A Sound Map of the Hudson River
A Sound Map of the Hudson River is an aural journey from the source of the river, Lake Tear of the Clouds in the high peak area of the Adirondacks, downstream to the Lower Bay and the Atlantic. The work was commissioned by the Hudson River Museum in Yonkers, NY as an installation. It was incorporated into the museum’s permanent, “Riverama,” exhibit in 2003.
Since 1970 I have recorded rivers in many countries, not to document them, but rather for the special state of mind and body which the sounds of moving water create when one listens intently to the complex mesh of rhythms and pitches.
Each stretch of the Hudson has its own sonic texture, formed by the terrain, varying according to the weather, the season and, downstream, the human environment whose sounds are intimately woven into the river’s sounds.
By correlating the numbered sites on the map with the information on the reverse, you will be able to identify which location you are listening to, the date, and the time of day at which the recording was made.
— Annea Lockwood
Annea Lockwood is a composer with an unusual sensitivity to the poetic potential of sound, particularly the rich and unpredictable nature of acoustical sound. Her work frequently blends sound with movement and images to create philosophical and sensual exploration of the natural world.
Born in New Zealand, Lockwood moved to England in 1961, where she studied piano at the Royal College of Music. She attended summer courses in New Music at Darmstadt for several years, and completed her training with a year in Germany and Holland, studying electronic music and instrumental composition. In the mid-1960s Lockwood turned to electronics, mixed media and ultimately to the exploration of natural acoustic sounds. She created her famous “glass concerts,” began a series of “Piano Transplants,” in which defunct pianos are “permanently prepared,” burned, buried and allowed to decay, or partially submerged in ponds, and her archive of recordings of the world’s great rivers.
In 1973, After 12 years in England, a musical “loner,” and feeling a strong kinship with American composers such as Ruth Anderson, Earle Brown, John Cage, Morton Feldman, Pauline Oliveros, and the Sonic Arts Union (Ashley, Behrman, Lucier, Mumma), she moved to the United States. Since then, she has toured frequently in the United States, Europe and Australasia, giving numerous performances of works such as “World Rhythms,” a multi-channel improvisatory live mix of environmental sounds such as earthquakes, radio wave transmissions from a pulsar, tree frogs and other phenomena.
In the mid-'80s, Lockwood returned to instrumental and vocal composition in works which often include non-Western instruments and explore unusual sound-colors, for example, “Thousand Year Dreaming”, for an ensemble which includes four didgeridus, conch shell trumpets, frame drumming and projected images from the Lascaux cave paintings.
Lockwood’s extensive body of work includes tape pieces, instrumental and vocal music, mixed-media performance works, installations and sound sculptures.

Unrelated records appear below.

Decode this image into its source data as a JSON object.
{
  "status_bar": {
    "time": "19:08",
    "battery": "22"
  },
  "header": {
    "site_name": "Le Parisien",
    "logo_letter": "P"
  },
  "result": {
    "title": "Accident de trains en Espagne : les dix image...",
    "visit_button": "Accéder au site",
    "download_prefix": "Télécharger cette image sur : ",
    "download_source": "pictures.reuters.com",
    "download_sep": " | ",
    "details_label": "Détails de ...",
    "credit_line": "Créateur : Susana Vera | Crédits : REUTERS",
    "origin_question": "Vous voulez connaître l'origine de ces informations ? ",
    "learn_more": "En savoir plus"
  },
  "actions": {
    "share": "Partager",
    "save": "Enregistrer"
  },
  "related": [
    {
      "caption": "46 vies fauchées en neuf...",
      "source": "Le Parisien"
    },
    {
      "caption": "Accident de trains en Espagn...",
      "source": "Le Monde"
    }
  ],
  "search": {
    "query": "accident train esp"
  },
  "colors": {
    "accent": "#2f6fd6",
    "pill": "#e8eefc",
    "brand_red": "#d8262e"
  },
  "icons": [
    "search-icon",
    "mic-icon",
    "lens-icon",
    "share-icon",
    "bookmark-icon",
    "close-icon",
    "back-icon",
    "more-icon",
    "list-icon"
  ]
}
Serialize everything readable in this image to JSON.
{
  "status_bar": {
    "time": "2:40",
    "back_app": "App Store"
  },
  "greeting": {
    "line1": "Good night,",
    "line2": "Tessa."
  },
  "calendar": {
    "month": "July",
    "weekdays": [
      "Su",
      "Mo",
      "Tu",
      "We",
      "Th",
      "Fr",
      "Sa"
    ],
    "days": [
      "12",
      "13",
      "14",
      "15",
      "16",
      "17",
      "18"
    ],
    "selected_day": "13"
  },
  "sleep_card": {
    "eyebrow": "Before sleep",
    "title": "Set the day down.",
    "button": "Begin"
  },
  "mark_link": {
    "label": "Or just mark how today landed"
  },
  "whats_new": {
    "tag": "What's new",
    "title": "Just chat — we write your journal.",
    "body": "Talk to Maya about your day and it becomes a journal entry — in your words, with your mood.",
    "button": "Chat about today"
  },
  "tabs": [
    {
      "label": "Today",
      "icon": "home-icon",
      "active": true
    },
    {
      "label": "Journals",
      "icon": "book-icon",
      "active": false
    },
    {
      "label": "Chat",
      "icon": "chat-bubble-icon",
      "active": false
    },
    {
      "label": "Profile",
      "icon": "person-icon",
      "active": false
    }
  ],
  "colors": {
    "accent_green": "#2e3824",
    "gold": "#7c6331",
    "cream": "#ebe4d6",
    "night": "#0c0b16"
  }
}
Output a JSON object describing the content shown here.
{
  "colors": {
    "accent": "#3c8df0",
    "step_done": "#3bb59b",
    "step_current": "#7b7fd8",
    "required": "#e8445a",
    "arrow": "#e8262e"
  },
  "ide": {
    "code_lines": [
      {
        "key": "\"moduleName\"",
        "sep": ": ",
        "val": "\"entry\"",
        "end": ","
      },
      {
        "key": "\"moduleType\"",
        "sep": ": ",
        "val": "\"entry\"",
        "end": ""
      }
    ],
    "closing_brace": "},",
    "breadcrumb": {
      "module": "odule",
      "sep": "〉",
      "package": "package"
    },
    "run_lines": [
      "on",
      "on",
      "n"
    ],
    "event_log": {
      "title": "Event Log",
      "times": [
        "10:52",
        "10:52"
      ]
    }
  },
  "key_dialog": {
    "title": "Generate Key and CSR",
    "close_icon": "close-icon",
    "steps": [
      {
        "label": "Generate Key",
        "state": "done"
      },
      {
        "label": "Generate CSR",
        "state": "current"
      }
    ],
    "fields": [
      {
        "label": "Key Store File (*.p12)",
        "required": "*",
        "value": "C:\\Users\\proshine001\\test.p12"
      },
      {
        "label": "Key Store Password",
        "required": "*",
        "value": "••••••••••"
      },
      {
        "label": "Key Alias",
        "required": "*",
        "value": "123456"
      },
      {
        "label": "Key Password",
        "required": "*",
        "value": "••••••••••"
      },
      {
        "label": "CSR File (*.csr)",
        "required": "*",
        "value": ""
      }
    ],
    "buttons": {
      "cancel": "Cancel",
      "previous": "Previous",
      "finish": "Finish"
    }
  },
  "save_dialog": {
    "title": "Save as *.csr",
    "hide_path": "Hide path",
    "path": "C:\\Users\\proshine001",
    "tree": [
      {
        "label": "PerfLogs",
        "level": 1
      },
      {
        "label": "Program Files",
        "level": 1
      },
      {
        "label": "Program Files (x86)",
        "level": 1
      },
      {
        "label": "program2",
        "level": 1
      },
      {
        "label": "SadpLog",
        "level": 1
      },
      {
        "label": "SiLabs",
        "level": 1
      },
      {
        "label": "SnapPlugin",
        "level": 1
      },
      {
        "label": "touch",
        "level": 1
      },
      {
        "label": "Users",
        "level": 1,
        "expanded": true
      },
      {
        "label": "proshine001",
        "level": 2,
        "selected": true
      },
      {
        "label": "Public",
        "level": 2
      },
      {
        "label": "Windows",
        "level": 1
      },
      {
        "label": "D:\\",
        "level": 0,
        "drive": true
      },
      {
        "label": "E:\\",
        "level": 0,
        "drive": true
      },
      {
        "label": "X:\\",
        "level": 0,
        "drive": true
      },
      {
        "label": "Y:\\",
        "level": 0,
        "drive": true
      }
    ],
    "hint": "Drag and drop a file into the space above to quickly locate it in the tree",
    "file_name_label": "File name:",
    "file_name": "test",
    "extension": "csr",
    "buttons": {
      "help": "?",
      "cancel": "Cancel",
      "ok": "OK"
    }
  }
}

Her music has been presented at festivals in Europe, Britain, Australasia and the United States, and recorded on CRI, Lovely Music, Harmonia Mundi, Opus One, Finnadar/Atlantic and other labels.
Lockwood presently lives in Crompond, New York. She has been a member of the music faculty at Vassar College since 1982.
A Sound Map of the Hudson River was commissioned by The Hudson River Museum, with funds from the New York State Council on the Arts and Warner Communications, Inc.
The production of this compact disk was partially funded by a grant from the Dale Fund at Vassar College.
Map: Bryan Forsyth
Design: By Design
Produced by Annea Lockwood
Remastered by Tom Hamilton
©P 1989 and 2003 Lovely Music, Ltd.
LCD 2081 A D D